# [Excerpted records]
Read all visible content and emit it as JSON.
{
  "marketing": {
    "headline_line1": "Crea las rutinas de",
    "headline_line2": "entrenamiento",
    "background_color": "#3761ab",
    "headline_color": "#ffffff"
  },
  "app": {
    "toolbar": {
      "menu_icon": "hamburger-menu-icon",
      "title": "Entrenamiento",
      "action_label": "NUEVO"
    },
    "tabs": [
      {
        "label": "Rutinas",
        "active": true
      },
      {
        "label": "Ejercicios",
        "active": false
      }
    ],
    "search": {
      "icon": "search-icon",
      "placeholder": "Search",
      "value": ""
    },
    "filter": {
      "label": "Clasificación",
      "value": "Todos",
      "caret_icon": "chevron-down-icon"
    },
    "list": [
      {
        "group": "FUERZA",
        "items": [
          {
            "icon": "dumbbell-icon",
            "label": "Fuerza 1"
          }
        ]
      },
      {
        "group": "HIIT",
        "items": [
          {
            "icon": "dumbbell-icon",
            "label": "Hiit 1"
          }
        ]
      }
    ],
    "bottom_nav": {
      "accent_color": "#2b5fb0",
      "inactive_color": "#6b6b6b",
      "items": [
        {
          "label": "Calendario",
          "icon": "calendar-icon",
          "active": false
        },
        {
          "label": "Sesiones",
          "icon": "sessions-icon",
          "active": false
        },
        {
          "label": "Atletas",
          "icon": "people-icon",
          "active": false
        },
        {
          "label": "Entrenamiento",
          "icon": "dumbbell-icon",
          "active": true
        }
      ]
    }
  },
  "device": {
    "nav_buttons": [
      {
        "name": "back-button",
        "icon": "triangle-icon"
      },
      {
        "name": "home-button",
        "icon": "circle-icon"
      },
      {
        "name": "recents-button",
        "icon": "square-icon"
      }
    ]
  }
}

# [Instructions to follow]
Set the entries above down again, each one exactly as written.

# [Finished exercise]
Read all visible content and emit it as JSON.
{
  "marketing": {
    "headline_line1": "Crea las rutinas de",
    "headline_line2": "entrenamiento",
    "background_color": "#3761ab",
    "headline_color": "#ffffff"
  },
  "app": {
    "toolbar": {
      "menu_icon": "hamburger-menu-icon",
      "title": "Entrenamiento",
      "action_label": "NUEVO"
    },
    "tabs": [
      {
        "label": "Rutinas",
        "active": true
      },
      {
        "label": "Ejercicios",
        "active": false
      }
    ],
    "search": {
      "icon": "search-icon",
      "placeholder": "Search",
      "value": ""
    },
    "filter": {
      "label": "Clasificación",
      "value": "Todos",
      "caret_icon": "chevron-down-icon"
    },
    "list": [
      {
        "group": "FUERZA",
        "items": [
          {
            "icon": "dumbbell-icon",
            "label": "Fuerza 1"
          }
        ]
      },
      {
        "group": "HIIT",
        "items": [
          {
            "icon": "dumbbell-icon",
            "label": "Hiit 1"
          }
        ]
      }
    ],
    "bottom_nav": {
      "accent_color": "#2b5fb0",
      "inactive_color": "#6b6b6b",
      "items": [
        {
          "label": "Calendario",
          "icon": "calendar-icon",
          "active": false
        },
        {
          "label": "Sesiones",
          "icon": "sessions-icon",
          "active": false
        },
        {
          "label": "Atletas",
          "icon": "people-icon",
          "active": false
        },
        {
          "label": "Entrenamiento",
          "icon": "dumbbell-icon",
          "active": true
        }
      ]
    }
  },
  "device": {
    "nav_buttons": [
      {
        "name": "back-button",
        "icon": "triangle-icon"
      },
      {
        "name": "home-button",
        "icon": "circle-icon"
      },
      {
        "name": "recents-button",
        "icon": "square-icon"
      }
    ]
  }
}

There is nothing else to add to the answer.